▶ _RECORDS FOR THE TASK_:
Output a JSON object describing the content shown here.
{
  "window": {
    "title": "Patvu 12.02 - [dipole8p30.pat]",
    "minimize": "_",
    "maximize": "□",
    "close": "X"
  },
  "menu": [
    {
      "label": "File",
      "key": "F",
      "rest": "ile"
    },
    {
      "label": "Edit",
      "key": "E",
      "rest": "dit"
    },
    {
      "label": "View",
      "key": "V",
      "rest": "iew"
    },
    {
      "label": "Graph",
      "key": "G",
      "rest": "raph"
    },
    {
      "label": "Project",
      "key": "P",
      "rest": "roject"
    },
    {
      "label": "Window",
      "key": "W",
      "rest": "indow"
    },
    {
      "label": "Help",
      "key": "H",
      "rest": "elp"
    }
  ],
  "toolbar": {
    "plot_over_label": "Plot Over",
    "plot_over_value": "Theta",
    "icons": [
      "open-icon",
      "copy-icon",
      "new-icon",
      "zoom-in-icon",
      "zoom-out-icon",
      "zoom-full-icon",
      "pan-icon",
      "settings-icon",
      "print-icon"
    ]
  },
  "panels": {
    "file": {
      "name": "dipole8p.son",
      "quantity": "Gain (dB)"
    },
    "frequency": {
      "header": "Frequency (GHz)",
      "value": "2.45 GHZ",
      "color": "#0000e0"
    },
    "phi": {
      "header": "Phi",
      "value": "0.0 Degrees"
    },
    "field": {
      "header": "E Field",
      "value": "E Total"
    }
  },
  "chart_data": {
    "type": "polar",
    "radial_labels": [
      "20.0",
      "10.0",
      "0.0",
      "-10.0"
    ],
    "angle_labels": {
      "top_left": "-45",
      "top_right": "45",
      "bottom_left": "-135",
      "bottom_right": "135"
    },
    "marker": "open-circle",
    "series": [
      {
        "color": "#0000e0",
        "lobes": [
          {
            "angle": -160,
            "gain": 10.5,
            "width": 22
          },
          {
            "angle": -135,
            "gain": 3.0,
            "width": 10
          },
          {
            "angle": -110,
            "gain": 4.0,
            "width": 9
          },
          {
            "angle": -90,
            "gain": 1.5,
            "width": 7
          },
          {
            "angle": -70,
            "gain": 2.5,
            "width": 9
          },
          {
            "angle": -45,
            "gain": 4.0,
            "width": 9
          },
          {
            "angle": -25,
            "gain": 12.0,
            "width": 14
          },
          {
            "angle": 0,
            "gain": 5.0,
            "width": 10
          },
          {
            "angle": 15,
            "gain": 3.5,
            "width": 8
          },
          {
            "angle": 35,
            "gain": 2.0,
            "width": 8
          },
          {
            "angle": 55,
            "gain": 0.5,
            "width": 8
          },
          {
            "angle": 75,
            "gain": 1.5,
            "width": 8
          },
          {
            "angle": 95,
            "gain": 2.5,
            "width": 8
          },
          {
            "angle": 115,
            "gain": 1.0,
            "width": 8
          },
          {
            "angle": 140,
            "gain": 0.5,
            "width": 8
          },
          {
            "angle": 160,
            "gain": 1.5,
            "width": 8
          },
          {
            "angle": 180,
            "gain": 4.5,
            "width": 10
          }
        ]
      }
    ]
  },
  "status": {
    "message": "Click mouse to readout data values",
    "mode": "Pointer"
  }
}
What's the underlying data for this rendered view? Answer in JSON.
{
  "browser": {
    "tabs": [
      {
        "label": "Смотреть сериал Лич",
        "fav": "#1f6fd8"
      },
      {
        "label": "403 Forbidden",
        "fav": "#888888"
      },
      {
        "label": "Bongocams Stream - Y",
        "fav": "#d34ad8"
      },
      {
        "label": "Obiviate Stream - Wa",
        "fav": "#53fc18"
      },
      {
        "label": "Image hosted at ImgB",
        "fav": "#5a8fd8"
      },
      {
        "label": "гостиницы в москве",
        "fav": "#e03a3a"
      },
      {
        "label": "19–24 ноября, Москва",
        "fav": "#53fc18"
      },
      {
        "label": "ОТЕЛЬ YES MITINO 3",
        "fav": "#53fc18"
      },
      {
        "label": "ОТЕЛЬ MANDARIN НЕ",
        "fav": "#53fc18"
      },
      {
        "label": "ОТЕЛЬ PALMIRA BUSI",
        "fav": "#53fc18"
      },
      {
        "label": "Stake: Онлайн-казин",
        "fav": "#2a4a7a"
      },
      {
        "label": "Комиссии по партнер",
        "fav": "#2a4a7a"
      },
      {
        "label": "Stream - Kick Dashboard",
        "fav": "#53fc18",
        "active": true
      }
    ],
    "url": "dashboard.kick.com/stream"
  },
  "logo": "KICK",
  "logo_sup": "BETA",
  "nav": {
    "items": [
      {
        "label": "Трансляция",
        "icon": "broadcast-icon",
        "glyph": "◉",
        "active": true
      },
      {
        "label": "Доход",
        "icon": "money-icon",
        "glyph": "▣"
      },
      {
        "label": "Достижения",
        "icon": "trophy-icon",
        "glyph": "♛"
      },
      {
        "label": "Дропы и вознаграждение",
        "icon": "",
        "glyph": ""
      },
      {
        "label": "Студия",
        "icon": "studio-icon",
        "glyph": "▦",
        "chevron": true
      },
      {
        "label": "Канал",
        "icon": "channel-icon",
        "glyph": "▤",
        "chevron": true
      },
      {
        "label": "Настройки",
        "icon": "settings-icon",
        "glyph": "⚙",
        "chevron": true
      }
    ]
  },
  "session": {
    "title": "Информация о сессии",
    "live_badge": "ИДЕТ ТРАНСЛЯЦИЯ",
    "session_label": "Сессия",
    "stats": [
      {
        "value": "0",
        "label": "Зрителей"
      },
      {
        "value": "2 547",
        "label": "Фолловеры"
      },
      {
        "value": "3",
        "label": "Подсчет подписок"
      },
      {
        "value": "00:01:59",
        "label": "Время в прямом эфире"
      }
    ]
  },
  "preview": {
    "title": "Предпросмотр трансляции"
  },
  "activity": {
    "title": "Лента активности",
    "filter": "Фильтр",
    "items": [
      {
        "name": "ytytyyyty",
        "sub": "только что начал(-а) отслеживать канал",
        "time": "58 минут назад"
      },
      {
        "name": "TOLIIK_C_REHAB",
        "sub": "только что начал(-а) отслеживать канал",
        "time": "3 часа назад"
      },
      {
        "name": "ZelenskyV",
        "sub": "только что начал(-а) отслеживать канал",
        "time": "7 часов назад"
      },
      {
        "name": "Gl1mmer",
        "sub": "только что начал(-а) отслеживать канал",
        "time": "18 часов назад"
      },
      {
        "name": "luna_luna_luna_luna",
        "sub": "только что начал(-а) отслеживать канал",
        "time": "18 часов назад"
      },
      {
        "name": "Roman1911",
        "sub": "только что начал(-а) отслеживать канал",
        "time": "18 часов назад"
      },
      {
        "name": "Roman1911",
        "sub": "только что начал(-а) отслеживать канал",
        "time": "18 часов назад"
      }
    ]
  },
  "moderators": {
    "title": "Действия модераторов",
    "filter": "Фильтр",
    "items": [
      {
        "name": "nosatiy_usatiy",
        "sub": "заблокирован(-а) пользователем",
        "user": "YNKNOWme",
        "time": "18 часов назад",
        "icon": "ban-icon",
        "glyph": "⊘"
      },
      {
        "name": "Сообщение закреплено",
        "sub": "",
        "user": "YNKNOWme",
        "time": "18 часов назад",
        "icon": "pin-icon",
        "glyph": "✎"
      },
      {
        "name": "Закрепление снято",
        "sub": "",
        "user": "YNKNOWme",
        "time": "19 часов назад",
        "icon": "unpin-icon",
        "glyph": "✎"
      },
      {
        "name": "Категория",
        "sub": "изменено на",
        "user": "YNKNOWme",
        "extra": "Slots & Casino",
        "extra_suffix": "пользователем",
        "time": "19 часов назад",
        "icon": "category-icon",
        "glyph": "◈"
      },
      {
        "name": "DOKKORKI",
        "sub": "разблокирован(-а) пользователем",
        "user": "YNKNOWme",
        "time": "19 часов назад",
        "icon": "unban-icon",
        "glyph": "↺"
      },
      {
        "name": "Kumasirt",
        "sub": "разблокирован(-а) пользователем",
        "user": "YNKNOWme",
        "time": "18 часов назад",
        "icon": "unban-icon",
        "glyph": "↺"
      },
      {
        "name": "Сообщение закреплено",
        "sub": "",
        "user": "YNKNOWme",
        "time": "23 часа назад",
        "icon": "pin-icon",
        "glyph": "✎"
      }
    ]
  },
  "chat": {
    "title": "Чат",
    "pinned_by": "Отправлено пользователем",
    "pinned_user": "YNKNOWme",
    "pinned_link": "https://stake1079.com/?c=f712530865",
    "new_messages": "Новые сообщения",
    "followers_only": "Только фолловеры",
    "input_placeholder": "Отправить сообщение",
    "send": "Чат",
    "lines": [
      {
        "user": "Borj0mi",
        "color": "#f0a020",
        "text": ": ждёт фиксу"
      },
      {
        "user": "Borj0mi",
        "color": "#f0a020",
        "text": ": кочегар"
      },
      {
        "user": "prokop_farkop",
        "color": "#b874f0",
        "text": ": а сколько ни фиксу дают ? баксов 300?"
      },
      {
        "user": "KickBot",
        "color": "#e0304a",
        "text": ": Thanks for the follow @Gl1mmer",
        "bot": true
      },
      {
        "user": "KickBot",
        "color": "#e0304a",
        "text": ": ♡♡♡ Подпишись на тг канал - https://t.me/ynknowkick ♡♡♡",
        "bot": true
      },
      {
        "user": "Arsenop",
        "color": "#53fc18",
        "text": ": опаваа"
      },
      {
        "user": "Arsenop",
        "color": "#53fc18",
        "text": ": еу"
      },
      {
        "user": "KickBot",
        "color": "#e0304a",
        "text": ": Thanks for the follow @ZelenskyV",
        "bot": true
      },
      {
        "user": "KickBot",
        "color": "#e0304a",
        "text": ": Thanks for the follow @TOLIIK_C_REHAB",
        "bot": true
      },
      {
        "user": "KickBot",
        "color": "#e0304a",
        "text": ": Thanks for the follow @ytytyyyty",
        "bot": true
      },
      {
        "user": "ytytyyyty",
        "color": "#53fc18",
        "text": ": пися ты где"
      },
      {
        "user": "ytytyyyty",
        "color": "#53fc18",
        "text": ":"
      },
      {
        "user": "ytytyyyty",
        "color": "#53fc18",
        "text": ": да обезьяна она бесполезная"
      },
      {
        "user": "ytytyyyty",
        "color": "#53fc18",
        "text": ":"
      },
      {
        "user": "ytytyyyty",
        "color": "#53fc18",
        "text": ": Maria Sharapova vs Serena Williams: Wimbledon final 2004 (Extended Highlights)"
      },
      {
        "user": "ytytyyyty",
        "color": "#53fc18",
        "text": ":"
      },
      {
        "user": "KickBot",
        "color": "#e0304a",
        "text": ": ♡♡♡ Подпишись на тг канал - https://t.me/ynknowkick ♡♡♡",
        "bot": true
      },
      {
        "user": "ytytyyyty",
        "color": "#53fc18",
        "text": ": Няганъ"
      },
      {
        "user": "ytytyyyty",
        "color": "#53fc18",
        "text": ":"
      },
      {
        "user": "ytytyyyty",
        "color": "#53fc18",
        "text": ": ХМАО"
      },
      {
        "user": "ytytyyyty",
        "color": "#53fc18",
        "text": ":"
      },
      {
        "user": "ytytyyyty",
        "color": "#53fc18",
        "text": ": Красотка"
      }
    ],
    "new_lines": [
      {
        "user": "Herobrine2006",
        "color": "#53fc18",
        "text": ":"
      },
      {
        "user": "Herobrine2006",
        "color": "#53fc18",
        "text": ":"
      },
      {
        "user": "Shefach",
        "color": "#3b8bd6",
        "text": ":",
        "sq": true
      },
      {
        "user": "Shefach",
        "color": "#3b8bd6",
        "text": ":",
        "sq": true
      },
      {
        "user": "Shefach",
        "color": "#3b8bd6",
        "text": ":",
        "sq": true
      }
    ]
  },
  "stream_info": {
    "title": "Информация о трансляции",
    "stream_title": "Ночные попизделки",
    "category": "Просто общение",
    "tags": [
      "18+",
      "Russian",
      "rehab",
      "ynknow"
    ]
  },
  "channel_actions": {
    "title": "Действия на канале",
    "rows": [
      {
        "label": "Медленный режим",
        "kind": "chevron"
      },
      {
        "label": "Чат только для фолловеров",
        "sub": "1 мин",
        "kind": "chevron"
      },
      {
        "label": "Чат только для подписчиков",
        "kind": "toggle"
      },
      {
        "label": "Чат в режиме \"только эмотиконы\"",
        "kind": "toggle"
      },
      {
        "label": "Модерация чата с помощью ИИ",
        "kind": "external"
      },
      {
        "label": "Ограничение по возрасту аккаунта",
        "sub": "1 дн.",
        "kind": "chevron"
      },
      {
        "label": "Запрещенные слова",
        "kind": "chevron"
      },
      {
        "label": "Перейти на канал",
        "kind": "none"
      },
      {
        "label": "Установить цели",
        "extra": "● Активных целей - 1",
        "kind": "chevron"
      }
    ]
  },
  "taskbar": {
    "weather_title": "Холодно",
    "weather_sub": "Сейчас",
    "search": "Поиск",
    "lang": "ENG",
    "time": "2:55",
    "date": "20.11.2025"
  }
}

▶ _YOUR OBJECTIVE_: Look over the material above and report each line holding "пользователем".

▶ _SOLVED EXERCISE_:
        "sub": "заблокирован(-а) пользователем",
        "extra_suffix": "пользователем",
        "sub": "разблокирован(-а) пользователем",
        "sub": "разблокирован(-а) пользователем",
    "pinned_by": "Отправлено пользователем",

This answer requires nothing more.